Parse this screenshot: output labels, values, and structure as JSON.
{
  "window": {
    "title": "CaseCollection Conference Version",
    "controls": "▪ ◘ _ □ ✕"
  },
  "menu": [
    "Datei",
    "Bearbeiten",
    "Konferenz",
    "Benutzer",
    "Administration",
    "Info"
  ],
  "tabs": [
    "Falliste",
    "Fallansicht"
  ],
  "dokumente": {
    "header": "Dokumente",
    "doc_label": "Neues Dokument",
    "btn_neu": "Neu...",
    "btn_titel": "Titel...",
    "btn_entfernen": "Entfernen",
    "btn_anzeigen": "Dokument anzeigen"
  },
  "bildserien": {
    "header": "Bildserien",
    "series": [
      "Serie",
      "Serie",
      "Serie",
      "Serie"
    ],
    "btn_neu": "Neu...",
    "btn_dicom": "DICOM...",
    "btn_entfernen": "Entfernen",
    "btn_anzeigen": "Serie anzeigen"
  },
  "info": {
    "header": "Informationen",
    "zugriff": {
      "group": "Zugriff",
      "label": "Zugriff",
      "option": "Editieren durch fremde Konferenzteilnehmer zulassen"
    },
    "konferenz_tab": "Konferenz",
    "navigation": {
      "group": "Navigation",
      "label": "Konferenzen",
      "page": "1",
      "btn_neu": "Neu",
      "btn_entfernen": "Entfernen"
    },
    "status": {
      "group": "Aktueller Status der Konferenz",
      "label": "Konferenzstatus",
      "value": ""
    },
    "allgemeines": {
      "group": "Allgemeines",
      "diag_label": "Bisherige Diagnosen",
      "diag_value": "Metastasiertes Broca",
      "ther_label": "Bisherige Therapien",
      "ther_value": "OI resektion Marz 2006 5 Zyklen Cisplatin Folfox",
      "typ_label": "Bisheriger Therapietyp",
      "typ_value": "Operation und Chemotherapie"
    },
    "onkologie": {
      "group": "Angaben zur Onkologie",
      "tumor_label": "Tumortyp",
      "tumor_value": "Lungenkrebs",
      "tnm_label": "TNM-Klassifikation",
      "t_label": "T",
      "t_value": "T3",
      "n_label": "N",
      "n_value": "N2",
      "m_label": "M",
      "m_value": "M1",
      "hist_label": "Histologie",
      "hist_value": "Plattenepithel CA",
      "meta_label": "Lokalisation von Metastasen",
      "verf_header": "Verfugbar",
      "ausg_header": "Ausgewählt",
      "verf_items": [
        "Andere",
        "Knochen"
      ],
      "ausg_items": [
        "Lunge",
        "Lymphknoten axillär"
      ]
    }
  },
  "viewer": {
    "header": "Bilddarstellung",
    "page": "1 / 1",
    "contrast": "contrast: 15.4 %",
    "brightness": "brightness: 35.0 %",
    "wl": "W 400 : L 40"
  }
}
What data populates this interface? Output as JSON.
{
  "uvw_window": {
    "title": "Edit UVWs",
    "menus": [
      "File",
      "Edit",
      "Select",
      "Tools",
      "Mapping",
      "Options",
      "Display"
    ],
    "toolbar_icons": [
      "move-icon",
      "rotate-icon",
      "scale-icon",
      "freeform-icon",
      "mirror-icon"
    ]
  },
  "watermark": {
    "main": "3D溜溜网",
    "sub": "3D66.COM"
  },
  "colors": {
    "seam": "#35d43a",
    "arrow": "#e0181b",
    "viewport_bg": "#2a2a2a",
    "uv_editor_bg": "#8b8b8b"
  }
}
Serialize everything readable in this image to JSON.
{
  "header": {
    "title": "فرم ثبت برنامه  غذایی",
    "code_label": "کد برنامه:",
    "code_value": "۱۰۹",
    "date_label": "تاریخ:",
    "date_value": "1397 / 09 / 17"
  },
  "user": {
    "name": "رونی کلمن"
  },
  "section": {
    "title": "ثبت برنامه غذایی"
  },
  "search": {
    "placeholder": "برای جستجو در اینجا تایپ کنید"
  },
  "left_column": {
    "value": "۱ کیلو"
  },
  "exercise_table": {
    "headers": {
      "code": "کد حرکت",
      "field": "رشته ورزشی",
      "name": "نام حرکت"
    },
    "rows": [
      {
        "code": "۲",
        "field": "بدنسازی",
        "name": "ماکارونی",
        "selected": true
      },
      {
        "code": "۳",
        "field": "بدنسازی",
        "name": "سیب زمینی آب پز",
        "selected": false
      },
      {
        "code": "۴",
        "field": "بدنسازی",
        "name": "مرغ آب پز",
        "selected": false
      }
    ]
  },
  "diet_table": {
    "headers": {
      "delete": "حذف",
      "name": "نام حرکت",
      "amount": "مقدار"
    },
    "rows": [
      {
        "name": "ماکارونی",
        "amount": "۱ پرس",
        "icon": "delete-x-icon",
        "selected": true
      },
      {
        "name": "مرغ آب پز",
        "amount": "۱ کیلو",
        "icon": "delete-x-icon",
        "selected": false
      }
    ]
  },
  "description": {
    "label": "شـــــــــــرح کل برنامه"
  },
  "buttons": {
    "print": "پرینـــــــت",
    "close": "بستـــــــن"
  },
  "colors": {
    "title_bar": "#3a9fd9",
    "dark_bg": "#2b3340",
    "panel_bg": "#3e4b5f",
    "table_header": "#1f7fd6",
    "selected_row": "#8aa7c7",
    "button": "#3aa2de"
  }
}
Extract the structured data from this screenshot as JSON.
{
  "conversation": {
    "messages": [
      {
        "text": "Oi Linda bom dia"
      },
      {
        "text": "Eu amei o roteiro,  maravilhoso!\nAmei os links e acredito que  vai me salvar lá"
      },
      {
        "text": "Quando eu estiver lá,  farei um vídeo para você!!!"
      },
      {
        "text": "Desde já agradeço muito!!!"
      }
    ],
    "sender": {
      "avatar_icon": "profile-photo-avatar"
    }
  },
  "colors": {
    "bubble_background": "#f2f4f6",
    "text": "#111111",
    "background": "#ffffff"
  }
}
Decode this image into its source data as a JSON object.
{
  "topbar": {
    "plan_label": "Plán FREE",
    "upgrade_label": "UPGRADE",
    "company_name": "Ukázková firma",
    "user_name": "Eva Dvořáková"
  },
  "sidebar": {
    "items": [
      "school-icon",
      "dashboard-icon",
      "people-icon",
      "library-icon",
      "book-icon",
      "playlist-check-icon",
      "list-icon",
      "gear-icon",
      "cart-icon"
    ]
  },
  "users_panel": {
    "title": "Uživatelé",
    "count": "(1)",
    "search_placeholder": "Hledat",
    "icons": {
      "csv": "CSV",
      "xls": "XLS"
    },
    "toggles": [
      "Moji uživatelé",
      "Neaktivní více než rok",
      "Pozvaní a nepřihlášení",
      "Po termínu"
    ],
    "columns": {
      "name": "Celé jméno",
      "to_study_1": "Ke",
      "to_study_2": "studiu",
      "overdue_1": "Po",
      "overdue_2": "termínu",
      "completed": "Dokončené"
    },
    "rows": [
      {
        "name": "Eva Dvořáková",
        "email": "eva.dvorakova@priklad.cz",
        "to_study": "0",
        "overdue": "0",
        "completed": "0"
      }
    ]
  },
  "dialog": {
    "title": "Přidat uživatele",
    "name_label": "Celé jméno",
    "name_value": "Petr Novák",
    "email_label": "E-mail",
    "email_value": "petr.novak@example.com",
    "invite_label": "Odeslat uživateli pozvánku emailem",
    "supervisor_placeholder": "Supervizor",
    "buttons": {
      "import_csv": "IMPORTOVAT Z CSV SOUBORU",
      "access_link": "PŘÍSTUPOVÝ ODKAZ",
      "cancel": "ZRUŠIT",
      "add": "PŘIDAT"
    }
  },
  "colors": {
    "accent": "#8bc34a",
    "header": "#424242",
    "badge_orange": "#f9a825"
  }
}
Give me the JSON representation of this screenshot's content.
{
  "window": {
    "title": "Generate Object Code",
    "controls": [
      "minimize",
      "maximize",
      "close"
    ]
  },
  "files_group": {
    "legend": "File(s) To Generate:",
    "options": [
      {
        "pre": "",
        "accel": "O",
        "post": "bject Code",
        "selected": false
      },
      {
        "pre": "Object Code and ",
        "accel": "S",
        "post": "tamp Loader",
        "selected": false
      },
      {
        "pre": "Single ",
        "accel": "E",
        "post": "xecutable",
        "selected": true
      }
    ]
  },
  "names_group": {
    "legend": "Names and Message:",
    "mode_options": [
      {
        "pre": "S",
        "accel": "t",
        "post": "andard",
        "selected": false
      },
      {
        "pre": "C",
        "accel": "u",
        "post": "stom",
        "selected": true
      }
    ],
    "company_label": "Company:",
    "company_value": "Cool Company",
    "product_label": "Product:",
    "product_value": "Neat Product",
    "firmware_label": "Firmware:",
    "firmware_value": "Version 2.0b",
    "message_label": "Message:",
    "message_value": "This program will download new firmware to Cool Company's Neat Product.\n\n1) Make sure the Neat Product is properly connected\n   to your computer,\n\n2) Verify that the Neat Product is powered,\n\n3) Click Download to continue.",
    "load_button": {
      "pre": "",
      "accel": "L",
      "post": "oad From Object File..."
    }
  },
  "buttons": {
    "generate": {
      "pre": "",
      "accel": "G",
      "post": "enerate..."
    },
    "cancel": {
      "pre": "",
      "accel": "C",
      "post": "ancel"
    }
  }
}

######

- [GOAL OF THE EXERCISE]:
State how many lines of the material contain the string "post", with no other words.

- [OUTPUT FOR THIS EXERCISE]:
8